The Norwegian government’s crisis Monday was among the most dramatic political ramifications of a dilemma Solberg has shared with leaders across Europe. Many European nations have refused to heed calls to repatriate suspected Islamic State fighters and their children from Syria. In some cases, their reluctance drew heavy criticism from human rights groups and the Trump administration, with the latter viewing the Europeans’ approach as a security threat. Last fall, President Trump warned that the captured fighters would be released unless European governments were ready to take them back.
Almost half a year later, only a few suspected Islamic State members have been repatriated, even as European governments are increasingly being challenged in court to do so.
The Norwegian government crisis this week appeared to show what can be at stake for governments willing to repatriate the suspects, analysts said.
The unnamed 29-year-old suspect was arrested upon her return but is denying the accusations, according to Norwegian media reports. If prosecutors are unable to prove she had ties to the Islamic State, it could put Solberg’s government at further risk of accusations that she handled the case recklessly, as right-wing critics allege.
“Even people who are usually quite liberal on immigration issues,” said Brynjar Lia, a professor of Middle Eastern studies at the University of Oslo, were opposed to having “Norwegian authorities helping [the suspect] to get back to Norway.”
It appeared unlikely Monday that the repatriation of one woman could set a precedent for the four other female Norwegian suspects who are in Syria — a figure that only includes women whose whereabouts are known.
But any effort to approve a more lenient strategy on alleged Islamic State returnees would meet staunch resistance from the Progress Party, said Lars Gule, an associate professor focusing on Islamist extremism at Oslo Metropolitan University.
Before withdrawing its ministers, the right-wing party’s officials had reportedly agreed to repatriate the woman’s children, ages 3 and 5 — one of whom requires urgent medical treatment — but not the woman.
The government said that plan was rendered impossible when authorities realized that they could not separate the children from their mother.
“Our dilemma was hence to bring home a child with his mother, or risk that a sick 5-year-old child might die,” Solberg said Monday.
Critics of the woman’s repatriation have cited concerns over a potential lack of evidence to convict her in a Norwegian court, echoing similar arguments brought forward in other parts of the continent.
Analysts acknowledged that female Islamic State members pose a security risk that is at times wrongly underrated and that proving the guilt of members of foreign militant groups in European courts can be difficult.

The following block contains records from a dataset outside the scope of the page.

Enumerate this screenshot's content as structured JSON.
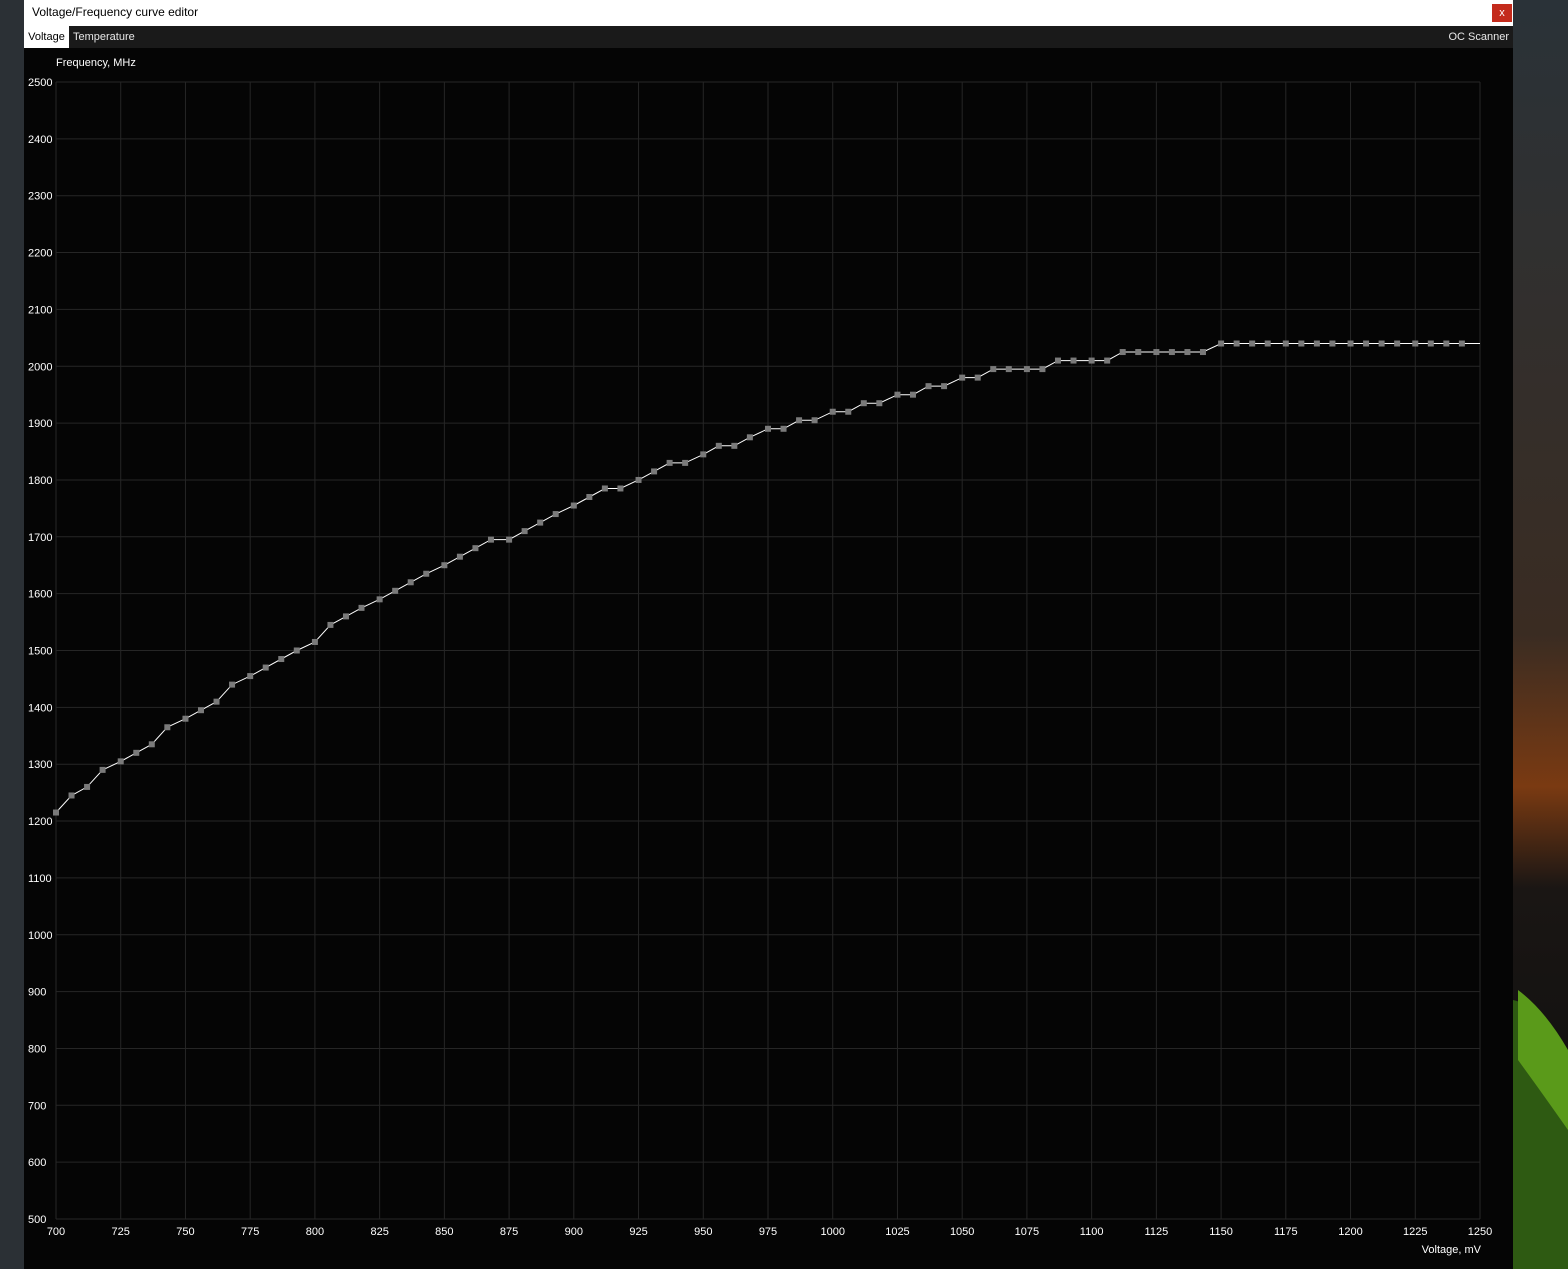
{
  "window": {
    "title": "Voltage/Frequency curve editor",
    "close_label": "x"
  },
  "tabs": [
    {
      "label": "Voltage",
      "active": true
    },
    {
      "label": "Temperature",
      "active": false
    }
  ],
  "oc_scanner_label": "OC Scanner",
  "colors": {
    "background": "#050505",
    "grid": "#262626",
    "curve": "#ffffff",
    "point": "#7a7a7a",
    "text": "#ffffff",
    "close": "#c42b1c"
  },
  "chart_data": {
    "type": "line",
    "ylabel": "Frequency, MHz",
    "xlabel": "Voltage, mV",
    "xlim": [
      700,
      1250
    ],
    "ylim": [
      500,
      2500
    ],
    "x_ticks": [
      700,
      725,
      750,
      775,
      800,
      825,
      850,
      875,
      900,
      925,
      950,
      975,
      1000,
      1025,
      1050,
      1075,
      1100,
      1125,
      1150,
      1175,
      1200,
      1225,
      1250
    ],
    "y_ticks": [
      500,
      600,
      700,
      800,
      900,
      1000,
      1100,
      1200,
      1300,
      1400,
      1500,
      1600,
      1700,
      1800,
      1900,
      2000,
      2100,
      2200,
      2300,
      2400,
      2500
    ],
    "grid": true,
    "series": [
      {
        "x": [
          700,
          706,
          712,
          718,
          725,
          731,
          737,
          743,
          750,
          756,
          762,
          768,
          775,
          781,
          787,
          793,
          800,
          806,
          812,
          818,
          825,
          831,
          837,
          843,
          850,
          856,
          862,
          868,
          875,
          881,
          887,
          893,
          900,
          906,
          912,
          918,
          925,
          931,
          937,
          943,
          950,
          956,
          962,
          968,
          975,
          981,
          987,
          993,
          1000,
          1006,
          1012,
          1018,
          1025,
          1031,
          1037,
          1043,
          1050,
          1056,
          1062,
          1068,
          1075,
          1081,
          1087,
          1093,
          1100,
          1106,
          1112,
          1118,
          1125,
          1131,
          1137,
          1143,
          1150,
          1156,
          1162,
          1168,
          1175,
          1181,
          1187,
          1193,
          1200,
          1206,
          1212,
          1218,
          1225,
          1231,
          1237,
          1243
        ],
        "y": [
          1215,
          1245,
          1260,
          1290,
          1305,
          1320,
          1335,
          1365,
          1380,
          1395,
          1410,
          1440,
          1455,
          1470,
          1485,
          1500,
          1515,
          1545,
          1560,
          1575,
          1590,
          1605,
          1620,
          1635,
          1650,
          1665,
          1680,
          1695,
          1695,
          1710,
          1725,
          1740,
          1755,
          1770,
          1785,
          1785,
          1800,
          1815,
          1830,
          1830,
          1845,
          1860,
          1860,
          1875,
          1890,
          1890,
          1905,
          1905,
          1920,
          1920,
          1935,
          1935,
          1950,
          1950,
          1965,
          1965,
          1980,
          1980,
          1995,
          1995,
          1995,
          1995,
          2010,
          2010,
          2010,
          2010,
          2025,
          2025,
          2025,
          2025,
          2025,
          2025,
          2040,
          2040,
          2040,
          2040,
          2040,
          2040,
          2040,
          2040,
          2040,
          2040,
          2040,
          2040,
          2040,
          2040,
          2040,
          2040
        ]
      }
    ]
  }
}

The Norwegian suspect left the country in 2013 — before a law was passed that makes it illegal to travel to territories controlled by terrorist groups, Lia said.
But analysts said the woman — who allegedly married two Islamic State fighters in Syria — could still be sentenced on other charges. They disagreed with the assertion that European authorities would be overwhelmed with repatriations.
“We are talking about a relatively small number here, a number that Norway has no problem handling,” Gule said.